BEGIN MATERIAL PROVIDED
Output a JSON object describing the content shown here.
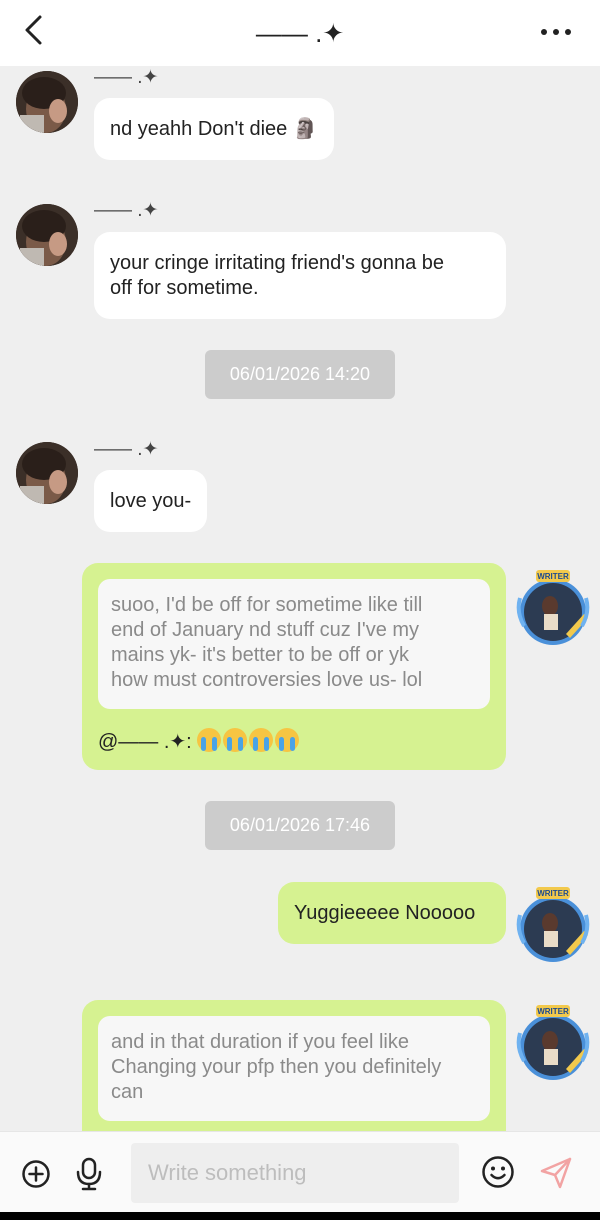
{
  "header": {
    "title": "—— .✦"
  },
  "messages": {
    "m1": {
      "sender": "—— .✦",
      "text": "nd yeahh Don't diee 🗿"
    },
    "m2": {
      "sender": "—— .✦",
      "line1": "your cringe irritating friend's gonna be",
      "line2": "off for sometime."
    },
    "time1": "06/01/2026 14:20",
    "m3": {
      "sender": "—— .✦",
      "text": "love you-"
    },
    "m4": {
      "quote_lines": [
        "suoo, I'd be off for sometime like till",
        "end of January nd stuff cuz I've my",
        "mains yk- it's better to be off or yk",
        "how must controversies love us- lol"
      ],
      "mention": "@—— .✦: "
    },
    "time2": "06/01/2026 17:46",
    "m5": {
      "text": "Yuggieeeee Nooooo"
    },
    "m6": {
      "quote_lines": [
        "and in that duration if you feel like",
        "Changing your pfp then you definitely",
        "can"
      ]
    },
    "avatar_badge": "WRITER"
  },
  "composer": {
    "placeholder": "Write something"
  },
  "colors": {
    "green_bubble": "#d6f291",
    "white_bubble": "#ffffff",
    "background": "#efefef",
    "time_pill": "#cccccc"
  }
}
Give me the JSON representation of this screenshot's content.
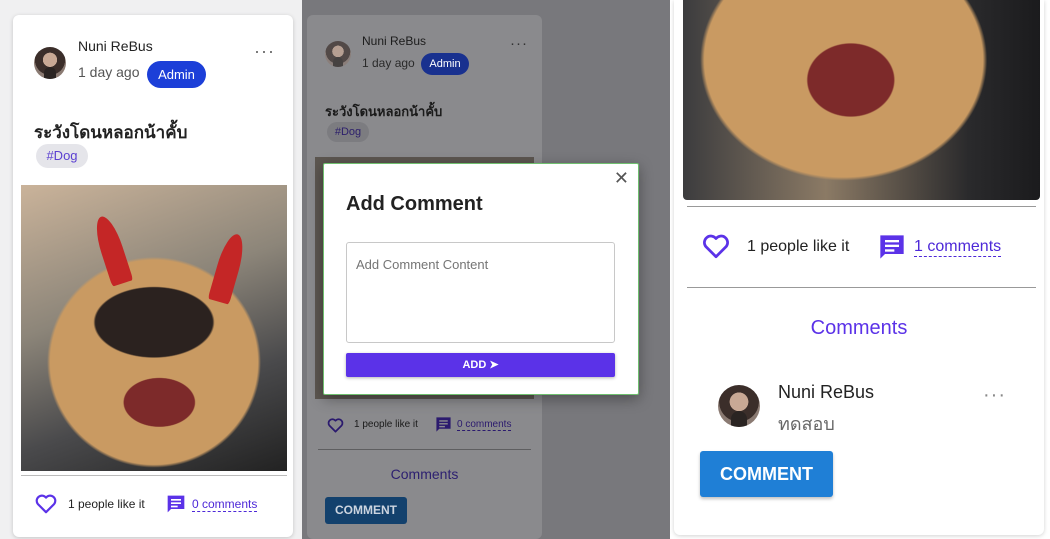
{
  "post": {
    "author": "Nuni ReBus",
    "time": "1 day ago",
    "role_badge": "Admin",
    "title": "ระวังโดนหลอกน้าคั้บ",
    "tag": "#Dog",
    "more_menu": "···"
  },
  "panel1": {
    "like_text": "1 people like it",
    "comments_link": "0 comments"
  },
  "panel2": {
    "like_text": "1 people like it",
    "comments_link": "0 comments",
    "comments_heading": "Comments",
    "comment_button": "COMMENT"
  },
  "dialog": {
    "title": "Add Comment",
    "textarea_placeholder": "Add Comment Content",
    "add_button": "ADD ➤",
    "close": "✕"
  },
  "panel3": {
    "like_text": "1 people like it",
    "comments_link": "1 comments",
    "comments_heading": "Comments",
    "comment_author": "Nuni ReBus",
    "comment_text": "ทดสอบ",
    "more_menu": "···",
    "comment_button": "COMMENT"
  },
  "colors": {
    "accent": "#5b32e8",
    "admin_badge": "#1c3fd8",
    "comment_button": "#1f7fd6",
    "link": "#4d28d8"
  },
  "icons": [
    "avatar",
    "more-icon",
    "heart-icon",
    "comment-icon",
    "close-icon",
    "send-icon"
  ]
}
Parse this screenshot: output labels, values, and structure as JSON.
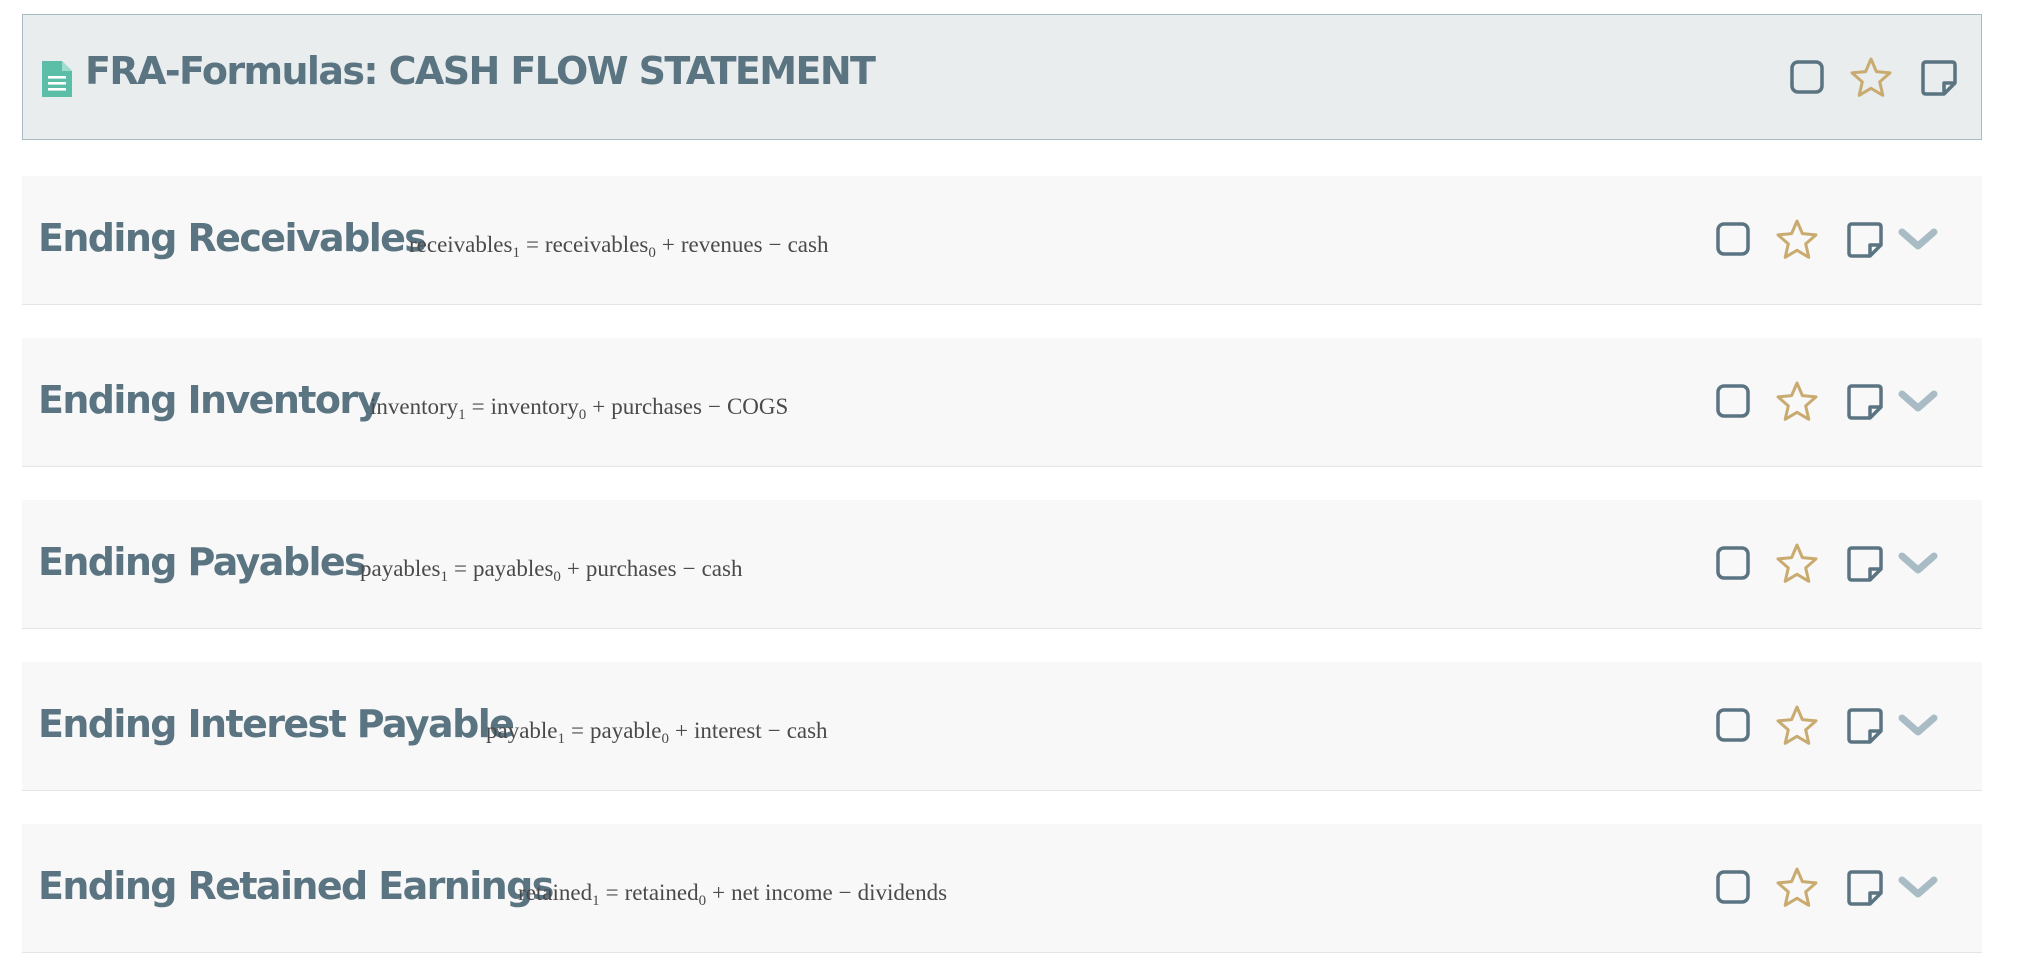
{
  "header": {
    "title": "FRA-Formulas: CASH FLOW STATEMENT",
    "icons": [
      "document-icon",
      "checkbox-icon",
      "star-icon",
      "note-icon"
    ]
  },
  "colors": {
    "title": "#5a7482",
    "doc_icon": "#5bbfa8",
    "star": "#c9aa6f",
    "outline_icon": "#5a7482",
    "chevron": "#a9bcc6",
    "header_bg": "#e9edee",
    "row_bg": "#f8f8f8"
  },
  "rows": [
    {
      "title": "Ending Receivables",
      "formula": {
        "lhs": "receivables",
        "lhs_sub": "1",
        "eq": "=",
        "rhs": "receivables",
        "rhs_sub": "0",
        "plus": "+",
        "term1": "revenues",
        "minus": "−",
        "term2": "cash"
      }
    },
    {
      "title": "Ending Inventory",
      "formula": {
        "lhs": "inventory",
        "lhs_sub": "1",
        "eq": "=",
        "rhs": "inventory",
        "rhs_sub": "0",
        "plus": "+",
        "term1": "purchases",
        "minus": "−",
        "term2": "COGS"
      }
    },
    {
      "title": "Ending Payables",
      "formula": {
        "lhs": "payables",
        "lhs_sub": "1",
        "eq": "=",
        "rhs": "payables",
        "rhs_sub": "0",
        "plus": "+",
        "term1": "purchases",
        "minus": "−",
        "term2": "cash"
      }
    },
    {
      "title": "Ending Interest Payable",
      "formula": {
        "lhs": "payable",
        "lhs_sub": "1",
        "eq": "=",
        "rhs": "payable",
        "rhs_sub": "0",
        "plus": "+",
        "term1": "interest",
        "minus": "−",
        "term2": "cash"
      }
    },
    {
      "title": "Ending Retained Earnings",
      "formula": {
        "lhs": "retained",
        "lhs_sub": "1",
        "eq": "=",
        "rhs": "retained",
        "rhs_sub": "0",
        "plus": "+",
        "term1": "net income",
        "minus": "−",
        "term2": "dividends"
      }
    }
  ]
}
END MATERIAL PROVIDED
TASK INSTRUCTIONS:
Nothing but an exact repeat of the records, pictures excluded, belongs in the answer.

EXERCISE SOLUTION:
Output a JSON object describing the content shown here.
{
  "header": {
    "title": "—— .✦"
  },
  "messages": {
    "m1": {
      "sender": "—— .✦",
      "text": "nd yeahh Don't diee 🗿"
    },
    "m2": {
      "sender": "—— .✦",
      "line1": "your cringe irritating friend's gonna be",
      "line2": "off for sometime."
    },
    "time1": "06/01/2026 14:20",
    "m3": {
      "sender": "—— .✦",
      "text": "love you-"
    },
    "m4": {
      "quote_lines": [
        "suoo, I'd be off for sometime like till",
        "end of January nd stuff cuz I've my",
        "mains yk- it's better to be off or yk",
        "how must controversies love us- lol"
      ],
      "mention": "@—— .✦: "
    },
    "time2": "06/01/2026 17:46",
    "m5": {
      "text": "Yuggieeeee Nooooo"
    },
    "m6": {
      "quote_lines": [
        "and in that duration if you feel like",
        "Changing your pfp then you definitely",
        "can"
      ]
    },
    "avatar_badge": "WRITER"
  },
  "composer": {
    "placeholder": "Write something"
  },
  "colors": {
    "green_bubble": "#d6f291",
    "white_bubble": "#ffffff",
    "background": "#efefef",
    "time_pill": "#cccccc"
  }
}
Give me the JSON representation of this screenshot's content.
{
  "post": {
    "author": "Nuni ReBus",
    "time": "1 day ago",
    "role_badge": "Admin",
    "title": "ระวังโดนหลอกน้าคั้บ",
    "tag": "#Dog",
    "more_menu": "···"
  },
  "panel1": {
    "like_text": "1 people like it",
    "comments_link": "0 comments"
  },
  "panel2": {
    "like_text": "1 people like it",
    "comments_link": "0 comments",
    "comments_heading": "Comments",
    "comment_button": "COMMENT"
  },
  "dialog": {
    "title": "Add Comment",
    "textarea_placeholder": "Add Comment Content",
    "add_button": "ADD ➤",
    "close": "✕"
  },
  "panel3": {
    "like_text": "1 people like it",
    "comments_link": "1 comments",
    "comments_heading": "Comments",
    "comment_author": "Nuni ReBus",
    "comment_text": "ทดสอบ",
    "more_menu": "···",
    "comment_button": "COMMENT"
  },
  "colors": {
    "accent": "#5b32e8",
    "admin_badge": "#1c3fd8",
    "comment_button": "#1f7fd6",
    "link": "#4d28d8"
  },
  "icons": [
    "avatar",
    "more-icon",
    "heart-icon",
    "comment-icon",
    "close-icon",
    "send-icon"
  ]
}
Parse this screenshot: output labels, values, and structure as JSON.
{
  "header": {
    "title": "FRA-Formulas: CASH FLOW STATEMENT",
    "icons": [
      "document-icon",
      "checkbox-icon",
      "star-icon",
      "note-icon"
    ]
  },
  "colors": {
    "title": "#5a7482",
    "doc_icon": "#5bbfa8",
    "star": "#c9aa6f",
    "outline_icon": "#5a7482",
    "chevron": "#a9bcc6",
    "header_bg": "#e9edee",
    "row_bg": "#f8f8f8"
  },
  "rows": [
    {
      "title": "Ending Receivables",
      "formula": {
        "lhs": "receivables",
        "lhs_sub": "1",
        "eq": "=",
        "rhs": "receivables",
        "rhs_sub": "0",
        "plus": "+",
        "term1": "revenues",
        "minus": "−",
        "term2": "cash"
      }
    },
    {
      "title": "Ending Inventory",
      "formula": {
        "lhs": "inventory",
        "lhs_sub": "1",
        "eq": "=",
        "rhs": "inventory",
        "rhs_sub": "0",
        "plus": "+",
        "term1": "purchases",
        "minus": "−",
        "term2": "COGS"
      }
    },
    {
      "title": "Ending Payables",
      "formula": {
        "lhs": "payables",
        "lhs_sub": "1",
        "eq": "=",
        "rhs": "payables",
        "rhs_sub": "0",
        "plus": "+",
        "term1": "purchases",
        "minus": "−",
        "term2": "cash"
      }
    },
    {
      "title": "Ending Interest Payable",
      "formula": {
        "lhs": "payable",
        "lhs_sub": "1",
        "eq": "=",
        "rhs": "payable",
        "rhs_sub": "0",
        "plus": "+",
        "term1": "interest",
        "minus": "−",
        "term2": "cash"
      }
    },
    {
      "title": "Ending Retained Earnings",
      "formula": {
        "lhs": "retained",
        "lhs_sub": "1",
        "eq": "=",
        "rhs": "retained",
        "rhs_sub": "0",
        "plus": "+",
        "term1": "net income",
        "minus": "−",
        "term2": "dividends"
      }
    }
  ]
}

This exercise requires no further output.